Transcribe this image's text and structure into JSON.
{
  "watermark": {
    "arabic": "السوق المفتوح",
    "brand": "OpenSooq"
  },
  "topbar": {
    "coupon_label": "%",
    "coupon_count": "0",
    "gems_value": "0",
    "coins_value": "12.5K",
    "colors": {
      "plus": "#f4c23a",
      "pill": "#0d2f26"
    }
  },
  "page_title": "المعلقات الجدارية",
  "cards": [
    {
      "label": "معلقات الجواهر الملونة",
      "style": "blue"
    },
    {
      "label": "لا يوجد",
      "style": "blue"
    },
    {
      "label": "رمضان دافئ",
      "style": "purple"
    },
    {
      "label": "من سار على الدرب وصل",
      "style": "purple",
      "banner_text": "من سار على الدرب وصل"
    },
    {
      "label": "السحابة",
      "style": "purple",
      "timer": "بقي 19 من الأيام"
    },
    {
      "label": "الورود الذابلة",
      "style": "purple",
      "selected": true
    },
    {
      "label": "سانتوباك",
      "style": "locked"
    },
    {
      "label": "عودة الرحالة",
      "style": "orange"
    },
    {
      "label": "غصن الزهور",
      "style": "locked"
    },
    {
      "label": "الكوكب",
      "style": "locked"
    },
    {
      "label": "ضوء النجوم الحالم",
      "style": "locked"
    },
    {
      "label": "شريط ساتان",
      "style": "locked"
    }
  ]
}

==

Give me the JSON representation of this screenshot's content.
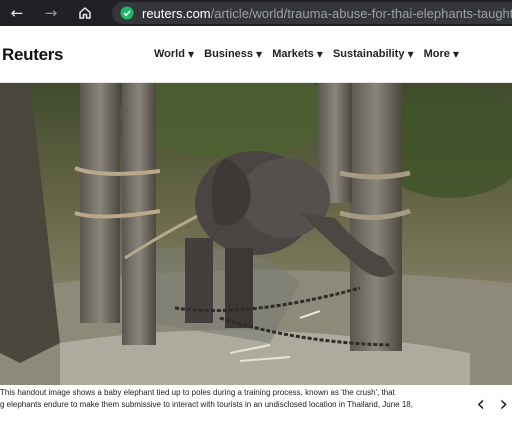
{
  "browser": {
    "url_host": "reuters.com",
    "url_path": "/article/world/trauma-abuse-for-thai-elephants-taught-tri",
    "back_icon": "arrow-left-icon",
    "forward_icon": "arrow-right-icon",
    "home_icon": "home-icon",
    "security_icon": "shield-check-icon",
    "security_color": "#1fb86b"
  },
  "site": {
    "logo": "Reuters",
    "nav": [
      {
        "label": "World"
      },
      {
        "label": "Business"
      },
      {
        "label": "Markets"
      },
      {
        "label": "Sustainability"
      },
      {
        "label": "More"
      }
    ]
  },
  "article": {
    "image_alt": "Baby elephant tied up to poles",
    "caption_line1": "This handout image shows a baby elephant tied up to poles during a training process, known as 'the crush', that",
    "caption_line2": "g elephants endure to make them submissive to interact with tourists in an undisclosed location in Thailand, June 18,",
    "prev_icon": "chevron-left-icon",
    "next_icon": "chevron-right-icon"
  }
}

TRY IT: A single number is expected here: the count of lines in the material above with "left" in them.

COMPLETED TASK: 2